* [Assigned task]:
Since the pictures are not wanted, reproduce only the rest of the records, exactly as given.

* [Records for processing]:

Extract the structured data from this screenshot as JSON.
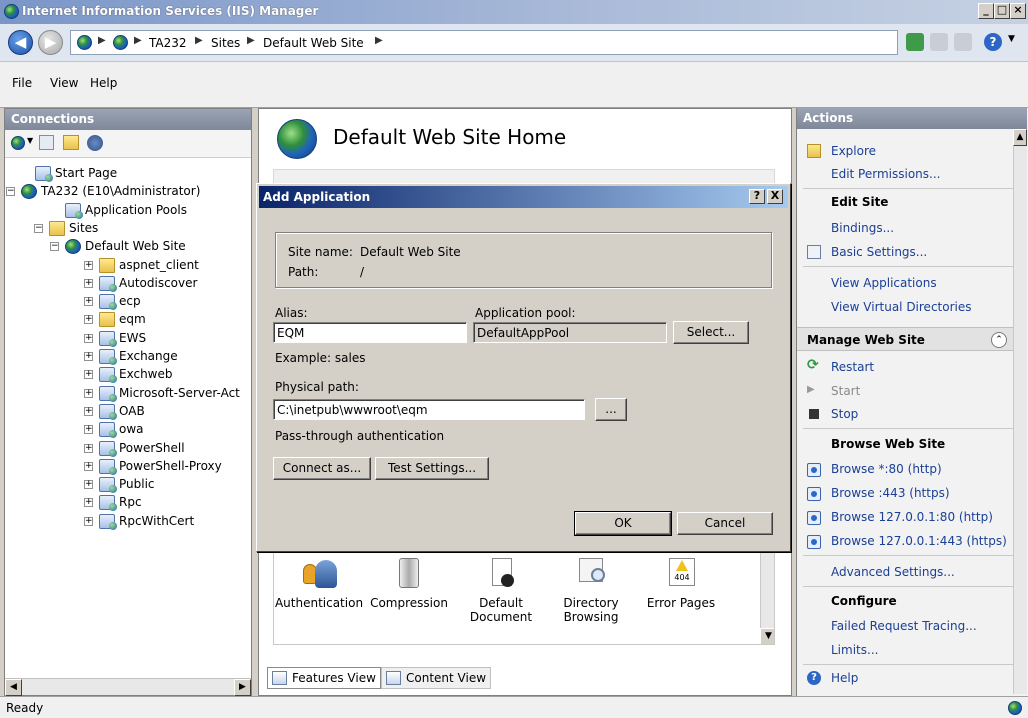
{
  "window": {
    "title": "Internet Information Services (IIS) Manager"
  },
  "address": {
    "crumbs": [
      "TA232",
      "Sites",
      "Default Web Site"
    ]
  },
  "menu": {
    "items": [
      "File",
      "View",
      "Help"
    ]
  },
  "connections": {
    "header": "Connections",
    "tree": [
      {
        "label": "Start Page"
      },
      {
        "label": "TA232 (E10\\Administrator)"
      },
      {
        "label": "Application Pools"
      },
      {
        "label": "Sites"
      },
      {
        "label": "Default Web Site"
      },
      {
        "label": "aspnet_client"
      },
      {
        "label": "Autodiscover"
      },
      {
        "label": "ecp"
      },
      {
        "label": "eqm"
      },
      {
        "label": "EWS"
      },
      {
        "label": "Exchange"
      },
      {
        "label": "Exchweb"
      },
      {
        "label": "Microsoft-Server-Act"
      },
      {
        "label": "OAB"
      },
      {
        "label": "owa"
      },
      {
        "label": "PowerShell"
      },
      {
        "label": "PowerShell-Proxy"
      },
      {
        "label": "Public"
      },
      {
        "label": "Rpc"
      },
      {
        "label": "RpcWithCert"
      }
    ]
  },
  "center": {
    "title": "Default Web Site Home",
    "features": [
      {
        "label": "Authentication",
        "icon": "authentication-icon"
      },
      {
        "label": "Compression",
        "icon": "compression-icon"
      },
      {
        "label": "Default\nDocument",
        "icon": "default-document-icon"
      },
      {
        "label": "Directory\nBrowsing",
        "icon": "directory-browsing-icon"
      },
      {
        "label": "Error Pages",
        "icon": "error-pages-icon",
        "badge": "404"
      }
    ],
    "tabs": {
      "features": "Features View",
      "content": "Content View"
    }
  },
  "actions": {
    "header": "Actions",
    "explore": "Explore",
    "edit_permissions": "Edit Permissions...",
    "edit_site_hdr": "Edit Site",
    "bindings": "Bindings...",
    "basic_settings": "Basic Settings...",
    "view_applications": "View Applications",
    "view_virtual_dirs": "View Virtual Directories",
    "manage_hdr": "Manage Web Site",
    "restart": "Restart",
    "start": "Start",
    "stop": "Stop",
    "browse_hdr": "Browse Web Site",
    "browse": [
      "Browse *:80 (http)",
      "Browse :443 (https)",
      "Browse 127.0.0.1:80 (http)",
      "Browse 127.0.0.1:443 (https)"
    ],
    "advanced_settings": "Advanced Settings...",
    "configure_hdr": "Configure",
    "failed_request": "Failed Request Tracing...",
    "limits": "Limits...",
    "help": "Help"
  },
  "status": {
    "text": "Ready"
  },
  "dialog": {
    "title": "Add Application",
    "help_btn": "?",
    "close_btn": "X",
    "site_name_label": "Site name:",
    "site_name_value": "Default Web Site",
    "path_label": "Path:",
    "path_value": "/",
    "alias_label": "Alias:",
    "alias_value": "EQM",
    "app_pool_label": "Application pool:",
    "app_pool_value": "DefaultAppPool",
    "select_btn": "Select...",
    "example": "Example: sales",
    "physical_path_label": "Physical path:",
    "physical_path_value": "C:\\inetpub\\wwwroot\\eqm",
    "browse_btn": "...",
    "passthrough": "Pass-through authentication",
    "connect_as_btn": "Connect as...",
    "test_settings_btn": "Test Settings...",
    "ok_btn": "OK",
    "cancel_btn": "Cancel"
  },
  "colors": {
    "link": "#1a3f94",
    "title_gradient_start": "#0a246a"
  }
}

* [Exercise solution]:
Extract the structured data from this screenshot as JSON.
{
  "window": {
    "title": "Internet Information Services (IIS) Manager"
  },
  "address": {
    "crumbs": [
      "TA232",
      "Sites",
      "Default Web Site"
    ]
  },
  "menu": {
    "items": [
      "File",
      "View",
      "Help"
    ]
  },
  "connections": {
    "header": "Connections",
    "tree": [
      {
        "label": "Start Page"
      },
      {
        "label": "TA232 (E10\\Administrator)"
      },
      {
        "label": "Application Pools"
      },
      {
        "label": "Sites"
      },
      {
        "label": "Default Web Site"
      },
      {
        "label": "aspnet_client"
      },
      {
        "label": "Autodiscover"
      },
      {
        "label": "ecp"
      },
      {
        "label": "eqm"
      },
      {
        "label": "EWS"
      },
      {
        "label": "Exchange"
      },
      {
        "label": "Exchweb"
      },
      {
        "label": "Microsoft-Server-Act"
      },
      {
        "label": "OAB"
      },
      {
        "label": "owa"
      },
      {
        "label": "PowerShell"
      },
      {
        "label": "PowerShell-Proxy"
      },
      {
        "label": "Public"
      },
      {
        "label": "Rpc"
      },
      {
        "label": "RpcWithCert"
      }
    ]
  },
  "center": {
    "title": "Default Web Site Home",
    "features": [
      {
        "label": "Authentication",
        "icon": "authentication-icon"
      },
      {
        "label": "Compression",
        "icon": "compression-icon"
      },
      {
        "label": "Default\nDocument",
        "icon": "default-document-icon"
      },
      {
        "label": "Directory\nBrowsing",
        "icon": "directory-browsing-icon"
      },
      {
        "label": "Error Pages",
        "icon": "error-pages-icon",
        "badge": "404"
      }
    ],
    "tabs": {
      "features": "Features View",
      "content": "Content View"
    }
  },
  "actions": {
    "header": "Actions",
    "explore": "Explore",
    "edit_permissions": "Edit Permissions...",
    "edit_site_hdr": "Edit Site",
    "bindings": "Bindings...",
    "basic_settings": "Basic Settings...",
    "view_applications": "View Applications",
    "view_virtual_dirs": "View Virtual Directories",
    "manage_hdr": "Manage Web Site",
    "restart": "Restart",
    "start": "Start",
    "stop": "Stop",
    "browse_hdr": "Browse Web Site",
    "browse": [
      "Browse *:80 (http)",
      "Browse :443 (https)",
      "Browse 127.0.0.1:80 (http)",
      "Browse 127.0.0.1:443 (https)"
    ],
    "advanced_settings": "Advanced Settings...",
    "configure_hdr": "Configure",
    "failed_request": "Failed Request Tracing...",
    "limits": "Limits...",
    "help": "Help"
  },
  "status": {
    "text": "Ready"
  },
  "dialog": {
    "title": "Add Application",
    "help_btn": "?",
    "close_btn": "X",
    "site_name_label": "Site name:",
    "site_name_value": "Default Web Site",
    "path_label": "Path:",
    "path_value": "/",
    "alias_label": "Alias:",
    "alias_value": "EQM",
    "app_pool_label": "Application pool:",
    "app_pool_value": "DefaultAppPool",
    "select_btn": "Select...",
    "example": "Example: sales",
    "physical_path_label": "Physical path:",
    "physical_path_value": "C:\\inetpub\\wwwroot\\eqm",
    "browse_btn": "...",
    "passthrough": "Pass-through authentication",
    "connect_as_btn": "Connect as...",
    "test_settings_btn": "Test Settings...",
    "ok_btn": "OK",
    "cancel_btn": "Cancel"
  },
  "colors": {
    "link": "#1a3f94",
    "title_gradient_start": "#0a246a"
  }
}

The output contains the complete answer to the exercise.